==== The data ====
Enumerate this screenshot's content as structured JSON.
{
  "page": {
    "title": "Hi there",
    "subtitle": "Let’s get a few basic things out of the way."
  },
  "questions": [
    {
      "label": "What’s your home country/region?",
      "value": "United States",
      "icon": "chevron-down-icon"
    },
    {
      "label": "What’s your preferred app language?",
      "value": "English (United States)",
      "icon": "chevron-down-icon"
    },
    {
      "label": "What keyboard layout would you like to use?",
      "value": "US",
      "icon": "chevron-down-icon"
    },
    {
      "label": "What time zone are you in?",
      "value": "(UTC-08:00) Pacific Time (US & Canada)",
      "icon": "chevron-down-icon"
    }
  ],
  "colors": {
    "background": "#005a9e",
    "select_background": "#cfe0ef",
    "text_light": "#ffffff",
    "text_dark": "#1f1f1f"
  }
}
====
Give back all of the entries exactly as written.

Solution to the exercise.
Enumerate this screenshot's content as structured JSON.
{
  "page": {
    "title": "Hi there",
    "subtitle": "Let’s get a few basic things out of the way."
  },
  "questions": [
    {
      "label": "What’s your home country/region?",
      "value": "United States",
      "icon": "chevron-down-icon"
    },
    {
      "label": "What’s your preferred app language?",
      "value": "English (United States)",
      "icon": "chevron-down-icon"
    },
    {
      "label": "What keyboard layout would you like to use?",
      "value": "US",
      "icon": "chevron-down-icon"
    },
    {
      "label": "What time zone are you in?",
      "value": "(UTC-08:00) Pacific Time (US & Canada)",
      "icon": "chevron-down-icon"
    }
  ],
  "colors": {
    "background": "#005a9e",
    "select_background": "#cfe0ef",
    "text_light": "#ffffff",
    "text_dark": "#1f1f1f"
  }
}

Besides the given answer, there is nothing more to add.